Both in and out of the work place we are pushing ourselves to the critical point of illness! We get up in the morning, drink numerous amounts of caffeine, speed to work swearing at other vehicles, only to plunge into our thousand emails, take calls, and head to the next 3 hour long meeting. Then, we eat lunch at our desk, and consume more caffeine and sugar to get through the afternoon. We hold true to our plan to leave work after finishing writing the last 10 promised emails, which is now probably approaching 6 or 7 pm in the evening. Then perhaps head to the gym for an hour of exercise and eventually end up at our dwelling by eightish. We say hello to our family, eat dinner, and maybe squeeze in play time with the children before their bedtime in ten minutes. Now we can sit to decompress and enjoy some tea, wine or pills to relax before drifting off to sleep only to get up and do it all over again. Is that healthy? Yeah – NOT!

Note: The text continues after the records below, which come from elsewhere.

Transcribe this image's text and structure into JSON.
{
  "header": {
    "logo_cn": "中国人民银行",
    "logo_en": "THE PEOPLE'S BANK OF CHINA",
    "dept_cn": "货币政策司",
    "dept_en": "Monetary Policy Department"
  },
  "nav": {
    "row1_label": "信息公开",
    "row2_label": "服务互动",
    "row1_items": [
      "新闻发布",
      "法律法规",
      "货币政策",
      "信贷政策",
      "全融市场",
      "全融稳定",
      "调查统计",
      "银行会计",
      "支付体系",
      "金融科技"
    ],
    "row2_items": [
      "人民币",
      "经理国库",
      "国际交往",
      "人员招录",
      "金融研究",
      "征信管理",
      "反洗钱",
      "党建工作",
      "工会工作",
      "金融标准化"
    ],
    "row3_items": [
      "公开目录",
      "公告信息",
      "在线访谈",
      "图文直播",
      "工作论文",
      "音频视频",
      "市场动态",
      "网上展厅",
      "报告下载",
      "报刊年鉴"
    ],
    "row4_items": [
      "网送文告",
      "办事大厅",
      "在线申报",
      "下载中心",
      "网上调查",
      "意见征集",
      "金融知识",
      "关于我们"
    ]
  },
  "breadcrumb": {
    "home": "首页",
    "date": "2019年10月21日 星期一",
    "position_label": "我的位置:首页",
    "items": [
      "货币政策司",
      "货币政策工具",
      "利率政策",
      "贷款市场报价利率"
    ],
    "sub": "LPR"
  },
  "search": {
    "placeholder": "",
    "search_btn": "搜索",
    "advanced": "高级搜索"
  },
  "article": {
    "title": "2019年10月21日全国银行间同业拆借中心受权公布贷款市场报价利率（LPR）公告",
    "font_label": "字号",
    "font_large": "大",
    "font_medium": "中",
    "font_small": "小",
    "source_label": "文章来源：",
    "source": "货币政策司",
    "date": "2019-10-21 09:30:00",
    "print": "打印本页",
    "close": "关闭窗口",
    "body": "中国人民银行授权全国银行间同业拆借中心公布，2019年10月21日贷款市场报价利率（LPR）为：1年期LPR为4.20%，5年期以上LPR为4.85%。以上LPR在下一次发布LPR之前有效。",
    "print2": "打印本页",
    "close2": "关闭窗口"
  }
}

We are more than labels – more than employees or professions. After years of hearing buzzwords thrown around like “multitasking” and “time management”, that are revered like some command from God saying that’s what productive human behavior should exemplify, isn’t it time to change? Yes!
When you think you are multitasking, you believe you are doing several different things at once right? You aren’t: it’s impossible. You’re just switching tasks — shifting from one task to another, lacking focus and attention, which means you probably aren’t doing any of them that well. Studies show it takes about 40 percent more time multitasking than it would take to complete each task, one at a time.
Arianna Huffington, founder, president and editor-in-chief of The Huffington Post said: “There’s scientific evidence that shows that there’s no such thing as multi-tasking. You think you’re being efficient, you’re actually being stupid. It’s time to move from multi-tasking to celebrating uni-tasking and actually being present in our lives rather than missing it.” Well, I agree!
Research is proving that beyond being impossible, trying to do several things at once can be downright dangerous. Hazards of multitasking is posing concern for errors in the medical field and is one of the main advocacy points for groups supporting the ban on texting while driving.
So what do we do now?
First, we need to change our perceptions about how we actually perform on a daily basis. Ask ourselves if the way we are doing something is really working well? And ask ourselves what IS well-being? Together, as a global society, we need to recognize that our personal and professional choices have a direct impact on problem solving and on well-being. The nature of the workplace, corporate or small business, or even a household, needs to change by recognizing and including wellness as part of their consciousness plan and not just some HR rhetoric or this years’ New Year’s resolution.
In healthy corporate cultures we are starting to see the expansion of wellness initiatives. Some leading companies are adding more innovative and connective approaches to health and wellbeing by creating nap rooms – a place where employees can go to de-stress. We have long known that taking breaks is an essential step in preventing illness – including the prevention of musculoskeletal disorders, depression and other stress-related illnesses. Yoga and meditation sessions, Zumba classes and reduced gym memberships are beginning to be integrated into the healthy work atmosphere. Even Apple’s founder Steve Jobs once said that his best ideas came after Zen meditation. This example of mindful policy making is gaining worldwide attention and respect from world leaders – and continues to show a positive impact both on bottom line profit margins and personal wellbeing.
I believe that taking action, by making the healthiest decisions we can by utilizing the information we have on hand, is paramount. Each of us should ask our employers about wellness in the workplace, talk to our coworkers about healthy habits, and include our families in our collaborative well-plans. Let’s ask ourselves: are we making the most conscious and safest choices? Chances are – there is room for improvement!